Where in the records does the word "JSON" appear? Copy each line that holds it.

Dataset rows for apps and sites
:::::
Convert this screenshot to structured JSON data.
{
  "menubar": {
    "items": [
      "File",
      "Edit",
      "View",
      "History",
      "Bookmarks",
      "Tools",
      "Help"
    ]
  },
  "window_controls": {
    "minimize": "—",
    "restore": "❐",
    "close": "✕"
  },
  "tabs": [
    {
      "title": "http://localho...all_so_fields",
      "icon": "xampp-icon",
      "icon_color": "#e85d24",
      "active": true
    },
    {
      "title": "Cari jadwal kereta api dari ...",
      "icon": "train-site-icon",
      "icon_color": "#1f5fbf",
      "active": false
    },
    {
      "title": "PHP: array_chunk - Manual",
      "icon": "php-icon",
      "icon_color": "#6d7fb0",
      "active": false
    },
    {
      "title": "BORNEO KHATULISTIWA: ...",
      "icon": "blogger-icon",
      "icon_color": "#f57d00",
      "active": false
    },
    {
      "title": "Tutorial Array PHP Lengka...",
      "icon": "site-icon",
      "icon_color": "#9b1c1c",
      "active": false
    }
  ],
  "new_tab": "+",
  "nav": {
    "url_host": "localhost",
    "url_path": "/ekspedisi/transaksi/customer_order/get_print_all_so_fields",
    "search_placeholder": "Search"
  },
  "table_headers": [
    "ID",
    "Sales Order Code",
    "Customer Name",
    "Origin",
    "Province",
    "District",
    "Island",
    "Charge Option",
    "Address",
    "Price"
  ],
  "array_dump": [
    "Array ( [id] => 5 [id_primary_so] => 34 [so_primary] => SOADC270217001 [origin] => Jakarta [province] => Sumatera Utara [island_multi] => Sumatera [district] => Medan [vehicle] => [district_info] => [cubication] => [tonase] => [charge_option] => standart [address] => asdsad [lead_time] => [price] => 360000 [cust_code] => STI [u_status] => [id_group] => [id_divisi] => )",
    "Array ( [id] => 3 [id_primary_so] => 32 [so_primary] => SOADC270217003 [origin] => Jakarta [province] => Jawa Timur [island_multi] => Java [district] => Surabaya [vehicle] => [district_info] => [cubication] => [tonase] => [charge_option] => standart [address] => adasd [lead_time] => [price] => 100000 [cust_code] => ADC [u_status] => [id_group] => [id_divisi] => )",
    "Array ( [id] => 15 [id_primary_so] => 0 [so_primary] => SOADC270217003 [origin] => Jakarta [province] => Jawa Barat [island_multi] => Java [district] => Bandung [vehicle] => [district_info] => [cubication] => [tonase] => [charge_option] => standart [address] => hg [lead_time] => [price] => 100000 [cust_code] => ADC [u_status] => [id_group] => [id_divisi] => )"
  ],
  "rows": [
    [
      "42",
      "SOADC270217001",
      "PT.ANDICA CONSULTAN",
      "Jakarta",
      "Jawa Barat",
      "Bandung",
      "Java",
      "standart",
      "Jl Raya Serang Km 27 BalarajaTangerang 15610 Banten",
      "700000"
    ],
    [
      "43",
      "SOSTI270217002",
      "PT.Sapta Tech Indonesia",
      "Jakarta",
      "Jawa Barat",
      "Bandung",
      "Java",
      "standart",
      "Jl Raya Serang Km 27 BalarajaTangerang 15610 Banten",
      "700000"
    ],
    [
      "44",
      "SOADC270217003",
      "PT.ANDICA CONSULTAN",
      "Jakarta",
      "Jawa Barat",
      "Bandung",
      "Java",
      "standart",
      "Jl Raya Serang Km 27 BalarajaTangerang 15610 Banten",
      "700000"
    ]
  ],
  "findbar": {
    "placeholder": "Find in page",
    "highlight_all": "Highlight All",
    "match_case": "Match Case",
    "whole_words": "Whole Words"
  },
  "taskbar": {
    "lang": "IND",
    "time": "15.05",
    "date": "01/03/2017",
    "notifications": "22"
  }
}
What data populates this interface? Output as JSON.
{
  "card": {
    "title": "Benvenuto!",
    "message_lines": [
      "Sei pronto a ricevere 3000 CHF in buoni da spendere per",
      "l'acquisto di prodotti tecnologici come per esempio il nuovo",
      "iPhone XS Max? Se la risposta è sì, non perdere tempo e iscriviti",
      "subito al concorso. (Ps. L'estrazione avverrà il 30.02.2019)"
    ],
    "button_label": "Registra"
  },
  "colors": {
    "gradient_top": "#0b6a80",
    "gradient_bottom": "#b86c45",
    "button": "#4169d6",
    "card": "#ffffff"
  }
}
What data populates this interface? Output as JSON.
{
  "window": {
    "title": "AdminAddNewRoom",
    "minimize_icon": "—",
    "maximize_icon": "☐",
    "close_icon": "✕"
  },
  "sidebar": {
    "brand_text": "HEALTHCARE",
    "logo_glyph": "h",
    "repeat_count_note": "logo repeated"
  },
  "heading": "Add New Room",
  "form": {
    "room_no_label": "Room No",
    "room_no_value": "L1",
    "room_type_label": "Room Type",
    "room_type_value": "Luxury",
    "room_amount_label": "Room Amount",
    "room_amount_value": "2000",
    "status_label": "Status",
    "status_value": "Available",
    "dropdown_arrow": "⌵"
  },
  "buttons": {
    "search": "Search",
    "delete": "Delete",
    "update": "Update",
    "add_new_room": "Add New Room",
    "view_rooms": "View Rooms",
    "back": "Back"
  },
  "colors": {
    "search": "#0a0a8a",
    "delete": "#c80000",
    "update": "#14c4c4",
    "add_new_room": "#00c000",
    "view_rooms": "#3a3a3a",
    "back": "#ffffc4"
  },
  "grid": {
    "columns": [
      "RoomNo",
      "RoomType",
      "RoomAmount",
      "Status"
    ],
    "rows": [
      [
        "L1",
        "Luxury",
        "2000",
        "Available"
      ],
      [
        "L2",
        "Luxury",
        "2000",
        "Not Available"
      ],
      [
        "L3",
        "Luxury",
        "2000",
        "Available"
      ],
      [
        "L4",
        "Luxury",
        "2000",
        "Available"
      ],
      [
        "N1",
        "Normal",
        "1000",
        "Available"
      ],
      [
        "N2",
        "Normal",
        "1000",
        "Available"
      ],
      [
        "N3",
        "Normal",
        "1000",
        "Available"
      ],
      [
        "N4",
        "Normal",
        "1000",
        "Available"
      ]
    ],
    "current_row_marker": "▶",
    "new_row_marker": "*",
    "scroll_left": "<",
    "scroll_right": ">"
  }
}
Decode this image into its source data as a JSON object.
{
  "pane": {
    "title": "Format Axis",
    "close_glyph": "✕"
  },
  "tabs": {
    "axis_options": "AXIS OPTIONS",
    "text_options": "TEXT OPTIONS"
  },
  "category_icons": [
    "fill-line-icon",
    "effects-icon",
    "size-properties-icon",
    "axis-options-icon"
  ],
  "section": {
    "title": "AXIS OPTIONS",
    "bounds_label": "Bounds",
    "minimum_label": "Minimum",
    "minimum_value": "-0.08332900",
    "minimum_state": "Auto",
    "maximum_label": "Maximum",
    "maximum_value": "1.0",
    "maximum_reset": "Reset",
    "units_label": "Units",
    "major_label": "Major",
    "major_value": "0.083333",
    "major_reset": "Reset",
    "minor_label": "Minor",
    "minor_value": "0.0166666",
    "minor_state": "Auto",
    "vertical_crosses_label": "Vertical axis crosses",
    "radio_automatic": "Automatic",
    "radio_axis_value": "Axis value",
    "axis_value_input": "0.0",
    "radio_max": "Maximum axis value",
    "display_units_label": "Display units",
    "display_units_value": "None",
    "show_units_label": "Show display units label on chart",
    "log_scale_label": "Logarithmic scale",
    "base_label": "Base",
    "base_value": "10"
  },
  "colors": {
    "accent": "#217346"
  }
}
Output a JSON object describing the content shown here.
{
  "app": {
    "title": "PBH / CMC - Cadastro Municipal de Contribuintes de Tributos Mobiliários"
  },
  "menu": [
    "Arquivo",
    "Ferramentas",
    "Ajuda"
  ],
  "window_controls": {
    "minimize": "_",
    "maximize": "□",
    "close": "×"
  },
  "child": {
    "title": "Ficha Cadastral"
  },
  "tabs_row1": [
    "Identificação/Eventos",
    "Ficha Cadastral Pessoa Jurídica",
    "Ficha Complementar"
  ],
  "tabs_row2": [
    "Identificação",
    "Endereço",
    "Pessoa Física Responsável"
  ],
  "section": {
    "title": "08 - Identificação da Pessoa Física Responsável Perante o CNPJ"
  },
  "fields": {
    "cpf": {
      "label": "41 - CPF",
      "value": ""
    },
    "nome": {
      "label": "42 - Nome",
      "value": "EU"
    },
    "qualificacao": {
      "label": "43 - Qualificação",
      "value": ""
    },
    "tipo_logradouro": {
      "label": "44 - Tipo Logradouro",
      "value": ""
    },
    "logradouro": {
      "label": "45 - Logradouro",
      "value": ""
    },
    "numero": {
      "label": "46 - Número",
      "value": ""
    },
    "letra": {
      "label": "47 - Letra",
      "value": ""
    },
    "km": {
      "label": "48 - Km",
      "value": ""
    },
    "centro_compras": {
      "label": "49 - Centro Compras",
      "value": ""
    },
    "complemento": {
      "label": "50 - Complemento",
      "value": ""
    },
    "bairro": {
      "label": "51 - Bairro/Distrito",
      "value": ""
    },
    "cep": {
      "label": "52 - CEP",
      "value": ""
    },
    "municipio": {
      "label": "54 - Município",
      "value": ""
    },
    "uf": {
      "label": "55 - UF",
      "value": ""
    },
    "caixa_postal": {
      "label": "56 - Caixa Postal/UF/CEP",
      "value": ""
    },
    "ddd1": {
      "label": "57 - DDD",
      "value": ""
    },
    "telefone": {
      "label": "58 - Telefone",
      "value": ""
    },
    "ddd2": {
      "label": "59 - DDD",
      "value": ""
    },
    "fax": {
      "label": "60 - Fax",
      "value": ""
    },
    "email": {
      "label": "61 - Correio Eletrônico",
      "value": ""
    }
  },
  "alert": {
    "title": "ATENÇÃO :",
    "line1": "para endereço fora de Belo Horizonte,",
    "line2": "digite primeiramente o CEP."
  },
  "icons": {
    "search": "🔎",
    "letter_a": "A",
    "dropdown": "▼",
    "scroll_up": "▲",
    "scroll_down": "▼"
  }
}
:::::
Answer to the problem:
Convert this screenshot to structured JSON data.
What data populates this interface? Output as JSON.
What data populates this interface? Output as JSON.
Decode this image into its source data as a JSON object.
Output a JSON object describing the content shown here.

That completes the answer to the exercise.